Data supplied
= = = =

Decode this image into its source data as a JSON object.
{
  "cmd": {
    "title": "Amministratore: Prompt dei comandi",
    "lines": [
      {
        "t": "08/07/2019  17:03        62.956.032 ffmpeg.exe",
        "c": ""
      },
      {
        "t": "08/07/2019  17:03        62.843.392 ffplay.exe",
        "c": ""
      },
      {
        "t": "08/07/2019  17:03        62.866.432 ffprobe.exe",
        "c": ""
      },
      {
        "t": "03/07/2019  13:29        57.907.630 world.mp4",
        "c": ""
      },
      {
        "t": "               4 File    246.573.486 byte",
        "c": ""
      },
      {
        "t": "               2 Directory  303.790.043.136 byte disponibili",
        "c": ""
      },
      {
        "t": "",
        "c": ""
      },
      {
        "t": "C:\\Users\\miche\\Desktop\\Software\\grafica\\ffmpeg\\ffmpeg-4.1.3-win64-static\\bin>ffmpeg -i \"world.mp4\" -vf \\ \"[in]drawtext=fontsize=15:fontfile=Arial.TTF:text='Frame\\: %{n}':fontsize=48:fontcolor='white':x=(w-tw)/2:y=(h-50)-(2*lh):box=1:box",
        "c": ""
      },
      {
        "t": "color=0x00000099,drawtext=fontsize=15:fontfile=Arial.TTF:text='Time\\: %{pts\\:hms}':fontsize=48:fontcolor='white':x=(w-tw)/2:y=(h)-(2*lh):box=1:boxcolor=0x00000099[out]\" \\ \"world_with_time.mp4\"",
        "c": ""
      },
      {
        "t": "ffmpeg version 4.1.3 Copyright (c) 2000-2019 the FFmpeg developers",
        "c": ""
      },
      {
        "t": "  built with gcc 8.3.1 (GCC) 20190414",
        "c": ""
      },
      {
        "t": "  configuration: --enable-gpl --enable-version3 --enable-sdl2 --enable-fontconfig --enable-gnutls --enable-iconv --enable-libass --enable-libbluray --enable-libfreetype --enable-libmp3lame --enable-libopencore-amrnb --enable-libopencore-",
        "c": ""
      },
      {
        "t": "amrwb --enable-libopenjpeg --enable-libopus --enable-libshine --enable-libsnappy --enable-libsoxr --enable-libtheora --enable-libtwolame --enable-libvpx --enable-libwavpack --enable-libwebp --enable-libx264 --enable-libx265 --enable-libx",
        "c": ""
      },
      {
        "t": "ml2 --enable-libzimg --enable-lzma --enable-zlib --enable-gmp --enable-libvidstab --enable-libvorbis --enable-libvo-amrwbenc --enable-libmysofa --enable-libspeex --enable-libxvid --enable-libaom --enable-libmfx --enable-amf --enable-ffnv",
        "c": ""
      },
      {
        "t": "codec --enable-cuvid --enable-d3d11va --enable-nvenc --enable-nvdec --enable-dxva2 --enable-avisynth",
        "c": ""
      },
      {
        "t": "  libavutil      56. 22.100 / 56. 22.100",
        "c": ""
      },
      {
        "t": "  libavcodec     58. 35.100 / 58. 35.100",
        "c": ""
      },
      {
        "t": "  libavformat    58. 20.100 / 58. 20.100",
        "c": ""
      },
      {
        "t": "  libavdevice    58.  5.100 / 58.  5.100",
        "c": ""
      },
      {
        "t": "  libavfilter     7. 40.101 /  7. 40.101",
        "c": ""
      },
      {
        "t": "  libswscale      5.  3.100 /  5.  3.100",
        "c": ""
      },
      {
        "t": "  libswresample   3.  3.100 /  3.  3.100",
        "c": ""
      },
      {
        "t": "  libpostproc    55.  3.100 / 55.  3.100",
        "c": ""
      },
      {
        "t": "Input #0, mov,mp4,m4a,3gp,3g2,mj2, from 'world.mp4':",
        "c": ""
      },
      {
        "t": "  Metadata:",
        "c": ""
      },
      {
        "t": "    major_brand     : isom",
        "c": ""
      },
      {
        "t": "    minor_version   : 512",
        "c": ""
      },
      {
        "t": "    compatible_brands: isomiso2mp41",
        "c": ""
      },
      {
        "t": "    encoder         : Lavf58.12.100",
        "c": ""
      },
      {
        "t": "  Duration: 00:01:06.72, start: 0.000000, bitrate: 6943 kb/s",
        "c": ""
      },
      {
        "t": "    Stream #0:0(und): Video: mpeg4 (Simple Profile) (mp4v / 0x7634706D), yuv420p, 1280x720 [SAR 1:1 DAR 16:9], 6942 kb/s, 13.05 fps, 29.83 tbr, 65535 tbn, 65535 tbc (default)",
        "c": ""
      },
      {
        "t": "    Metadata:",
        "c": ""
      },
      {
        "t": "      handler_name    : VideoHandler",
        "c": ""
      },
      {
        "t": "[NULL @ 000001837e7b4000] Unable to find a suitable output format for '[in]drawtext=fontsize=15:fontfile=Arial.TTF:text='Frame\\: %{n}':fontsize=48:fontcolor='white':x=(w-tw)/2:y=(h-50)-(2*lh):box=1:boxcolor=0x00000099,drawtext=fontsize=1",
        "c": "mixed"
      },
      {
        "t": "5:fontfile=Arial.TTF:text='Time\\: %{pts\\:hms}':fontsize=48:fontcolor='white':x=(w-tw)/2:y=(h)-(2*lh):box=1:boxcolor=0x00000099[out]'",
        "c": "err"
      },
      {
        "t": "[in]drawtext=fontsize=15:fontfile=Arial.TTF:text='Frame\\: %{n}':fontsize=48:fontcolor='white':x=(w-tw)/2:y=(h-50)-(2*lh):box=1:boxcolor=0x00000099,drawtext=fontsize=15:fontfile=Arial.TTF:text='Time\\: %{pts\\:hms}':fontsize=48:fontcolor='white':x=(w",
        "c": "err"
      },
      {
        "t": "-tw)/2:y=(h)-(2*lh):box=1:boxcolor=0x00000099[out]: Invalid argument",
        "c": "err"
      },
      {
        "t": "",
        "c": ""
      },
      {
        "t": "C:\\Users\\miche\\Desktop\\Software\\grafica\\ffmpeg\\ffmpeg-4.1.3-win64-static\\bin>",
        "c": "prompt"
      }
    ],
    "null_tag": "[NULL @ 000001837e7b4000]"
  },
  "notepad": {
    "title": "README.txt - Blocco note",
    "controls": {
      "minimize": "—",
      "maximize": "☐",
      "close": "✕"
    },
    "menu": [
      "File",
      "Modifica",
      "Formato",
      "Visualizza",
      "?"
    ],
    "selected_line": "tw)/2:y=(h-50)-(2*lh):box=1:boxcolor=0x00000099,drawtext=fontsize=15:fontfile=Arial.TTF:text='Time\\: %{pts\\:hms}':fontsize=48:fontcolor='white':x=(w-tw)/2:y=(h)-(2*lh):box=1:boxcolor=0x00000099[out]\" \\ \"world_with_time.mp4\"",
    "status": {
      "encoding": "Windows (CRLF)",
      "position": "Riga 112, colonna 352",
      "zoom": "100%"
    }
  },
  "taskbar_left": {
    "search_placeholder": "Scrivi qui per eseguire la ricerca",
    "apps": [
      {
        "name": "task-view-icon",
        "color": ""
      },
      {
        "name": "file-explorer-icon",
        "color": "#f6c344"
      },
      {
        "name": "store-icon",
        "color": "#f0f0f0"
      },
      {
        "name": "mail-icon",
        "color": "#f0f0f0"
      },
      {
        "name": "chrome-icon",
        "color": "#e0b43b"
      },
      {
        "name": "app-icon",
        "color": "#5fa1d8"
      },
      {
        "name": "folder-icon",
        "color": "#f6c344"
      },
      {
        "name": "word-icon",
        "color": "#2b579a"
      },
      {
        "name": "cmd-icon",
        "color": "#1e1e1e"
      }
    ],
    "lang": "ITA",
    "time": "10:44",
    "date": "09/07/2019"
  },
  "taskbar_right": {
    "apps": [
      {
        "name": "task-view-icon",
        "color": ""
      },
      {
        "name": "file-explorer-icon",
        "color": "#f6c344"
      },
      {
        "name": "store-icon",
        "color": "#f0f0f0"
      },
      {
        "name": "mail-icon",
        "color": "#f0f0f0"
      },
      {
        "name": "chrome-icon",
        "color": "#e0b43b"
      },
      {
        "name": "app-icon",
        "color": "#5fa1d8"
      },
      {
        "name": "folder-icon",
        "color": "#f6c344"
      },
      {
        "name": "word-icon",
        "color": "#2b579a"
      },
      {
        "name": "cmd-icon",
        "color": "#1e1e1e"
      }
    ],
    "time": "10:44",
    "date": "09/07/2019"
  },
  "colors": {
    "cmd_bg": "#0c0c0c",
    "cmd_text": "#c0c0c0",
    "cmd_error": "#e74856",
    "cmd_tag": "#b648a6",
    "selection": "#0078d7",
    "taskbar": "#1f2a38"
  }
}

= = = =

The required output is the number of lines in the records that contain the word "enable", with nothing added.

4